We’ve had no shortage of incredible imagery of Kilauea’s eruption over the past three weeks. But while aerial footage is perhaps best for conveying the epic fury of lava fountains, images from space offer a different perspective. This one, for instance, highlights just how searingly hot the landscape is.
The false-color image was captured Wednesday night by NASA’s Landsat-8 satellite when a small break in the clouds allowed one of the imagers on board to take the temperature of the ground some 438 miles below. The image includes data collected in the shortwave infrared part of the spectrum, which our eyes cannot see, as well as visible green light.
Those streaks in the middle glowing like a red hot iron poker? That’s fresh lava, burning at approximately 1,170 degrees Celsius (2,140 degrees Fahrenheit). The purple areas surrounding it are clouds, lit from below by the molten Earth.

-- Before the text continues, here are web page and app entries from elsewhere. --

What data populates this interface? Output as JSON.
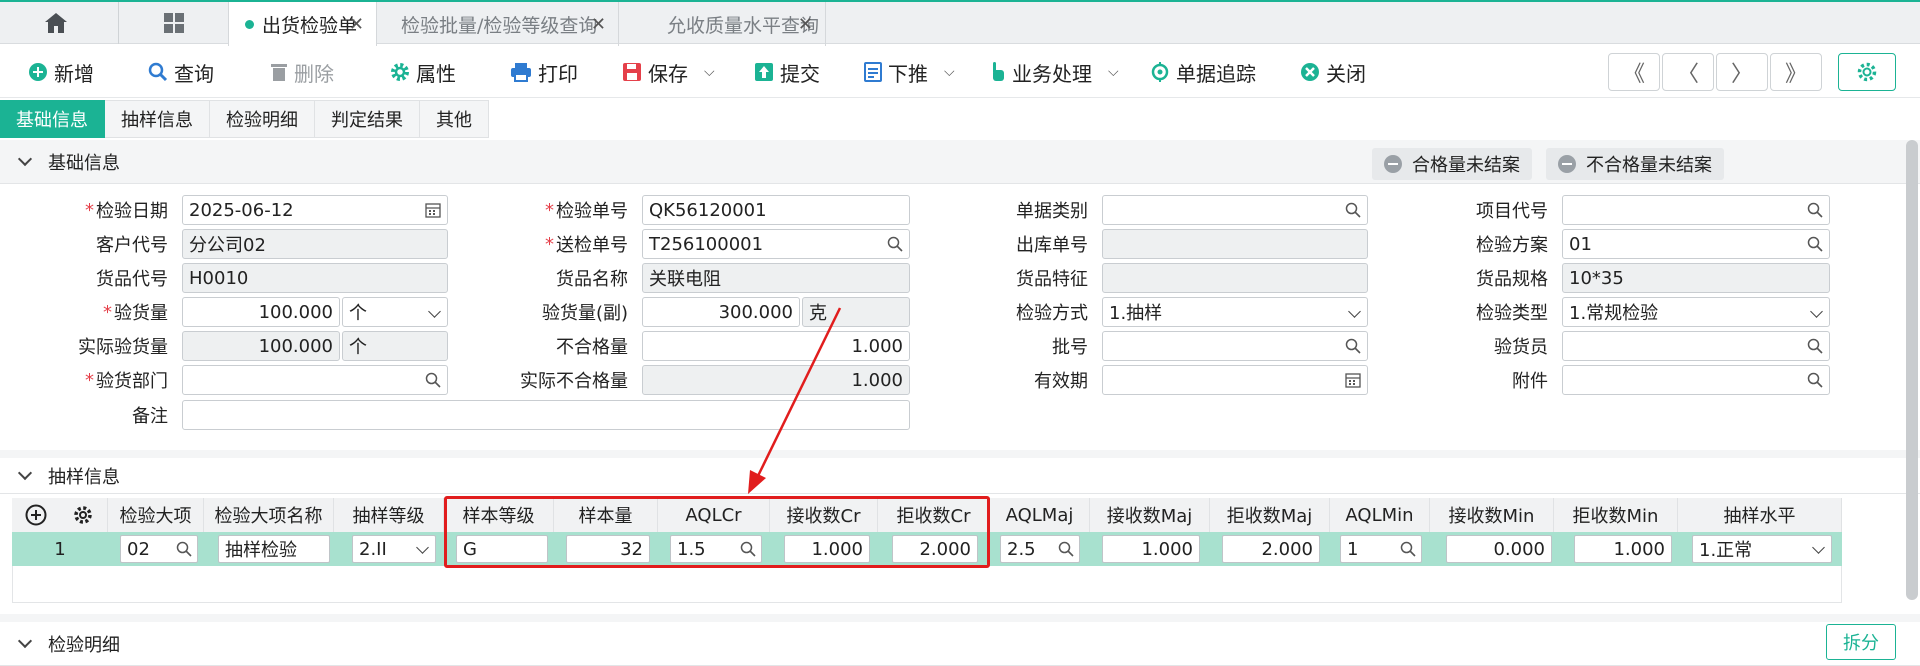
{
  "tabs": {
    "doc_tabs": [
      {
        "label": "出货检验单",
        "close": "✕"
      },
      {
        "label": "检验批量/检验等级查询",
        "close": "✕"
      },
      {
        "label": "允收质量水平查询",
        "close": "✕"
      }
    ]
  },
  "toolbar": {
    "new": "新增",
    "query": "查询",
    "delete": "删除",
    "props": "属性",
    "print": "打印",
    "save": "保存",
    "submit": "提交",
    "push_down": "下推",
    "business": "业务处理",
    "trace": "单据追踪",
    "close": "关闭",
    "nav": [
      "《",
      "〈",
      "〉",
      "》"
    ]
  },
  "subtabs": [
    "基础信息",
    "抽样信息",
    "检验明细",
    "判定结果",
    "其他"
  ],
  "sections": {
    "basic": "基础信息",
    "sampling": "抽样信息",
    "detail": "检验明细"
  },
  "pills": {
    "qualified": "合格量未结案",
    "unqualified": "不合格量未结案"
  },
  "form": {
    "inspect_date": {
      "label": "检验日期",
      "value": "2025-06-12"
    },
    "inspect_no": {
      "label": "检验单号",
      "value": "QK56120001"
    },
    "doc_type": {
      "label": "单据类别",
      "value": ""
    },
    "project_code": {
      "label": "项目代号",
      "value": ""
    },
    "customer_code": {
      "label": "客户代号",
      "value": "分公司02"
    },
    "submit_no": {
      "label": "送检单号",
      "value": "T256100001"
    },
    "out_no": {
      "label": "出库单号",
      "value": ""
    },
    "plan": {
      "label": "检验方案",
      "value": "01"
    },
    "item_code": {
      "label": "货品代号",
      "value": "H0010"
    },
    "item_name": {
      "label": "货品名称",
      "value": "关联电阻"
    },
    "item_feature": {
      "label": "货品特征",
      "value": ""
    },
    "item_spec": {
      "label": "货品规格",
      "value": "10*35"
    },
    "qty": {
      "label": "验货量",
      "value": "100.000",
      "unit": "个"
    },
    "qty2": {
      "label": "验货量(副)",
      "value": "300.000",
      "unit": "克"
    },
    "method": {
      "label": "检验方式",
      "value": "1.抽样"
    },
    "type": {
      "label": "检验类型",
      "value": "1.常规检验"
    },
    "actual_qty": {
      "label": "实际验货量",
      "value": "100.000",
      "unit": "个"
    },
    "bad_qty": {
      "label": "不合格量",
      "value": "1.000"
    },
    "batch": {
      "label": "批号",
      "value": ""
    },
    "inspector": {
      "label": "验货员",
      "value": ""
    },
    "dept": {
      "label": "验货部门",
      "value": ""
    },
    "actual_bad": {
      "label": "实际不合格量",
      "value": "1.000"
    },
    "expiry": {
      "label": "有效期",
      "value": ""
    },
    "attach": {
      "label": "附件",
      "value": ""
    },
    "remark": {
      "label": "备注",
      "value": ""
    }
  },
  "grid": {
    "headers": [
      "检验大项",
      "检验大项名称",
      "抽样等级",
      "样本等级",
      "样本量",
      "AQLCr",
      "接收数Cr",
      "拒收数Cr",
      "AQLMaj",
      "接收数Maj",
      "拒收数Maj",
      "AQLMin",
      "接收数Min",
      "拒收数Min",
      "抽样水平"
    ],
    "row": {
      "index": "1",
      "item": "02",
      "item_name": "抽样检验",
      "sample_level": "2.II",
      "sample_grade": "G",
      "sample_size": "32",
      "aql_cr": "1.5",
      "accept_cr": "1.000",
      "reject_cr": "2.000",
      "aql_maj": "2.5",
      "accept_maj": "1.000",
      "reject_maj": "2.000",
      "aql_min": "1",
      "accept_min": "0.000",
      "reject_min": "1.000",
      "level": "1.正常"
    }
  },
  "split_button": "拆分",
  "colors": {
    "accent": "#1bb394",
    "highlight": "#e11d1d",
    "row": "#a8e1cf"
  }
}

Images like this are a stark reminder of just how profoundly volcanic eruptions can reshape the surrounding landscape. The lava, which is oozing and fountaining out of the Earth in an approximately two mile line of fissures, is feeding massive channels that wind all the way to the ocean.
When that molten rock hits seawater—as Kilauea’s lava is now doing at two separate ocean entry points*—it cools, and begins the process of building new land. This is how the entire volcanic island arc of Hawaii has built up over millions of years.

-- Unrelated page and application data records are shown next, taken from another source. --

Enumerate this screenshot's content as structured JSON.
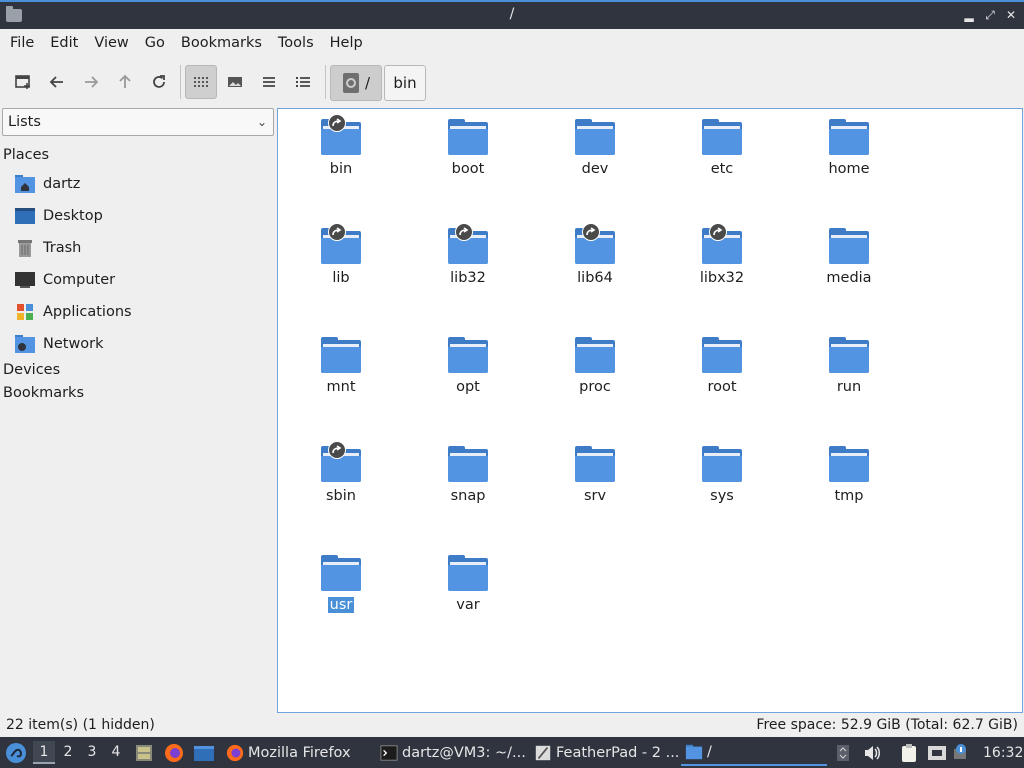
{
  "window": {
    "title": "/"
  },
  "menubar": [
    "File",
    "Edit",
    "View",
    "Go",
    "Bookmarks",
    "Tools",
    "Help"
  ],
  "path": {
    "root_label": "/",
    "next_label": "bin"
  },
  "sidebar": {
    "combo_value": "Lists",
    "places_header": "Places",
    "places": [
      "dartz",
      "Desktop",
      "Trash",
      "Computer",
      "Applications",
      "Network"
    ],
    "devices_header": "Devices",
    "bookmarks_header": "Bookmarks"
  },
  "files": {
    "items": [
      {
        "name": "bin",
        "symlink": true
      },
      {
        "name": "boot",
        "symlink": false
      },
      {
        "name": "dev",
        "symlink": false
      },
      {
        "name": "etc",
        "symlink": false
      },
      {
        "name": "home",
        "symlink": false
      },
      {
        "name": "lib",
        "symlink": true
      },
      {
        "name": "lib32",
        "symlink": true
      },
      {
        "name": "lib64",
        "symlink": true
      },
      {
        "name": "libx32",
        "symlink": true
      },
      {
        "name": "media",
        "symlink": false
      },
      {
        "name": "mnt",
        "symlink": false
      },
      {
        "name": "opt",
        "symlink": false
      },
      {
        "name": "proc",
        "symlink": false
      },
      {
        "name": "root",
        "symlink": false
      },
      {
        "name": "run",
        "symlink": false
      },
      {
        "name": "sbin",
        "symlink": true
      },
      {
        "name": "snap",
        "symlink": false
      },
      {
        "name": "srv",
        "symlink": false
      },
      {
        "name": "sys",
        "symlink": false
      },
      {
        "name": "tmp",
        "symlink": false
      },
      {
        "name": "usr",
        "symlink": false,
        "selected": true
      },
      {
        "name": "var",
        "symlink": false
      }
    ]
  },
  "status": {
    "items": "22 item(s) (1 hidden)",
    "free_space": "Free space: 52.9 GiB (Total: 62.7 GiB)"
  },
  "taskbar": {
    "desktops": [
      "1",
      "2",
      "3",
      "4"
    ],
    "tasks": [
      "Mozilla Firefox",
      "dartz@VM3: ~/...",
      "FeatherPad - 2 ...",
      "/"
    ],
    "clock": "16:32"
  },
  "colors": {
    "accent": "#4a90d9",
    "folder": "#5294e2",
    "panel": "#2f343f"
  }
}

On a call with reporters yesterday, U.S. Geological Survey volcanologist Wendy Stovall said that Kilauea’s activity has reached a sort of “steady state” of lava erupting on the surface at the lower East Rift Zone, along with deflation and continued explosive activity at the summit.

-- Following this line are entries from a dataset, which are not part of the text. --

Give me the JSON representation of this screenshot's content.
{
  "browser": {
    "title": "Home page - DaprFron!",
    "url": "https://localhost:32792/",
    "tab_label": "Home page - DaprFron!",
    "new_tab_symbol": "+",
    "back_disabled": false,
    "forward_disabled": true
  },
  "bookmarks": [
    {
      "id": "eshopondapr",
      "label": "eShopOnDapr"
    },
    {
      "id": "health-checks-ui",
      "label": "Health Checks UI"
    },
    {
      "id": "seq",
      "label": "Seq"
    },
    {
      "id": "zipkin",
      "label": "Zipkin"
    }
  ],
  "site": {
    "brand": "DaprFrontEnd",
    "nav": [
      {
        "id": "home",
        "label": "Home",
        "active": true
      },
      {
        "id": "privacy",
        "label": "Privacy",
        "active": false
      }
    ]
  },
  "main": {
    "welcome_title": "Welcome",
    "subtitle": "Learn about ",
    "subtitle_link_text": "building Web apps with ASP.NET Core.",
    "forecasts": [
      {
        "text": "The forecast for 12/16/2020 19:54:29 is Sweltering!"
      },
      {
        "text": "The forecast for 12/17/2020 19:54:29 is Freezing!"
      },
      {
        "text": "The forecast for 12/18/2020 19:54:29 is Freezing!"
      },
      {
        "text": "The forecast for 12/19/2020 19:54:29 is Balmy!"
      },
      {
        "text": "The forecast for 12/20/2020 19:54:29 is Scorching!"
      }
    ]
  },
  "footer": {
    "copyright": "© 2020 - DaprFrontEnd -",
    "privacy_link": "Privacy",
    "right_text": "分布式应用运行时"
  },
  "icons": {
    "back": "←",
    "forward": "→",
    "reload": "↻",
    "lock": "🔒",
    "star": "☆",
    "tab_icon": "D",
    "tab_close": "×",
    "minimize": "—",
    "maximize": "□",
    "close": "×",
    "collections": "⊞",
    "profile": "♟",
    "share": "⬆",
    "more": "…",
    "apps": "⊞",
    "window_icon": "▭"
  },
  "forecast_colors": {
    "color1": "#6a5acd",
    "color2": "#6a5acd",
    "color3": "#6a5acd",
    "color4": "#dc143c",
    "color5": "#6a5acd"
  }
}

“The monitoring data we’re getting right now indicates we’re going to keep seeing what we’re seeing,” Stovall said, while declining to offer a timeline for how much longer the eruptive activity would continue. “If we start to see deflation around lower East Rift Zone, that could indicate to us that the magma is running out.”
* Update: A previous version of this article stated that there were three ocean entry points. While this was based on information from a press call yesterday, after publication of the article we received clarification from the US Geological Survey that today there are only two. Apparently, these things can change quickly!